-- Exercise directions --
Pick out the lines in the listing below that contain the word "options" and copy them.

┏━━

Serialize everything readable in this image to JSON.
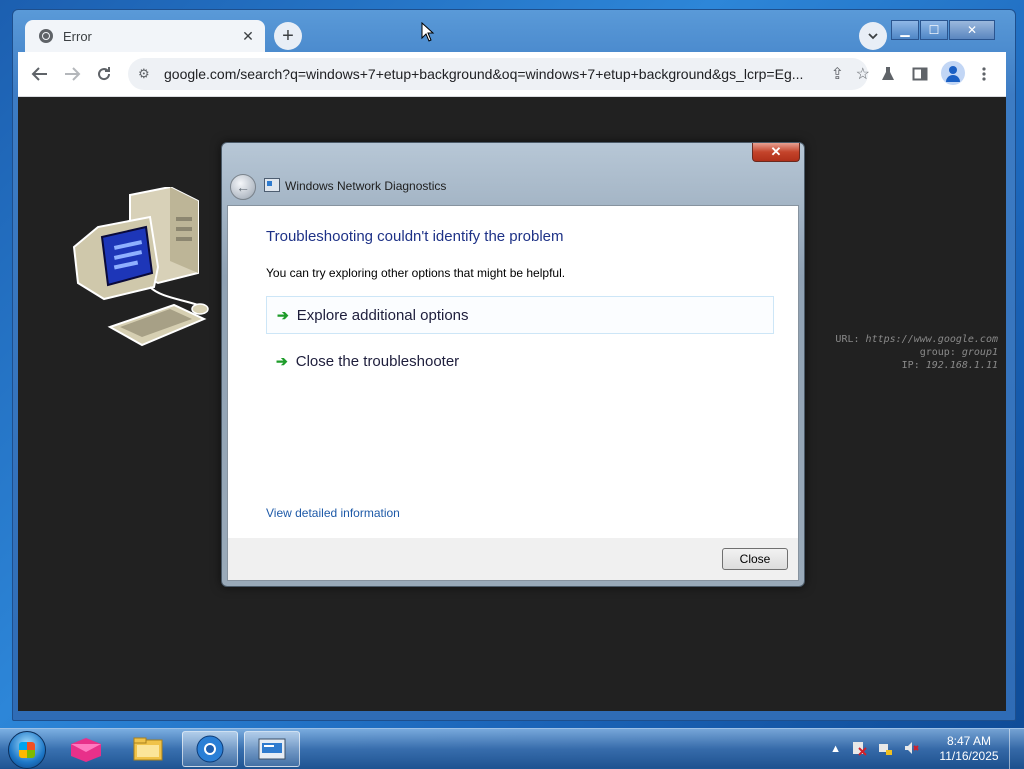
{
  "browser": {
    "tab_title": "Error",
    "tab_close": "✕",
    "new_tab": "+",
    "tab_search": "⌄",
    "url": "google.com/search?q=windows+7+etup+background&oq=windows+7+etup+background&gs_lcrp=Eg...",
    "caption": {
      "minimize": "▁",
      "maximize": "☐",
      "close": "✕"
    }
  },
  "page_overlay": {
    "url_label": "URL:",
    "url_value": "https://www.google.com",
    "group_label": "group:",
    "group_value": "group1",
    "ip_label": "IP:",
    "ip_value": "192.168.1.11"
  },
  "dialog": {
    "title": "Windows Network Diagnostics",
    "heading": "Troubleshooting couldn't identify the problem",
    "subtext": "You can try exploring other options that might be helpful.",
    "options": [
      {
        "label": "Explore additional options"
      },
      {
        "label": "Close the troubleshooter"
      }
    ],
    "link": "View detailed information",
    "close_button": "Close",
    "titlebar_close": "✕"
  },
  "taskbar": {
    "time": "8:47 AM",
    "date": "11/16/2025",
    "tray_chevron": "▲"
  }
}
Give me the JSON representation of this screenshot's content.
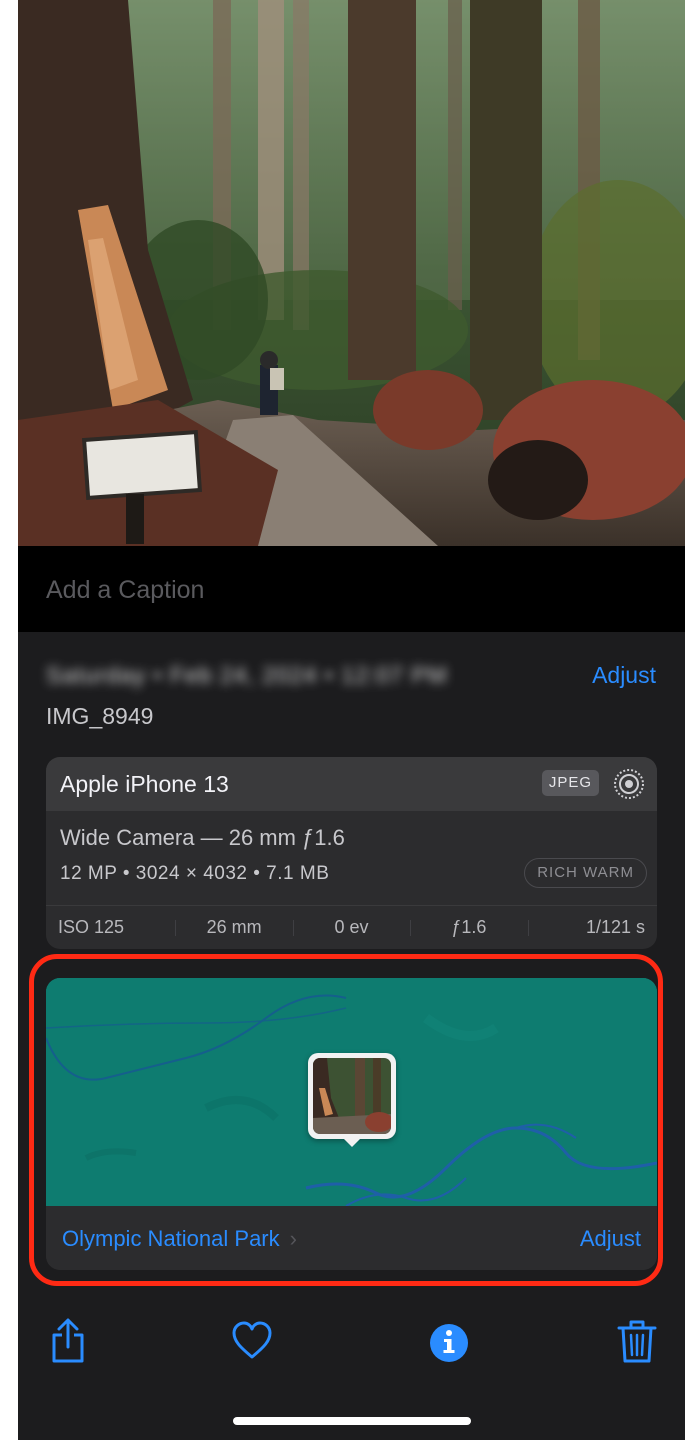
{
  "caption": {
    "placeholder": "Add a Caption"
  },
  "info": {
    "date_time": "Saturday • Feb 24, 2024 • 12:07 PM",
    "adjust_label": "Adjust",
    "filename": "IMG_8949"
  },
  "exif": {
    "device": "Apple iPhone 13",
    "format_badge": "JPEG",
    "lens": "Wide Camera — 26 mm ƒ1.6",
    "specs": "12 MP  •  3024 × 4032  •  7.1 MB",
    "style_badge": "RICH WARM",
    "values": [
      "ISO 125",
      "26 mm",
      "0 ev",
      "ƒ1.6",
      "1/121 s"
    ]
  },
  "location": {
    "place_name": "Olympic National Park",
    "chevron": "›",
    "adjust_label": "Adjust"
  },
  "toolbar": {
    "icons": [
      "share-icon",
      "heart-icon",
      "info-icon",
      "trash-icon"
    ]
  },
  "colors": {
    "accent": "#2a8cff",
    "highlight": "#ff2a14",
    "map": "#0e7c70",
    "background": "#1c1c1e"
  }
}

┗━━

-- Solution for this problem --
    "subtext": "You can try exploring other options that might be helpful.",
    "options": [
        "label": "Explore additional options"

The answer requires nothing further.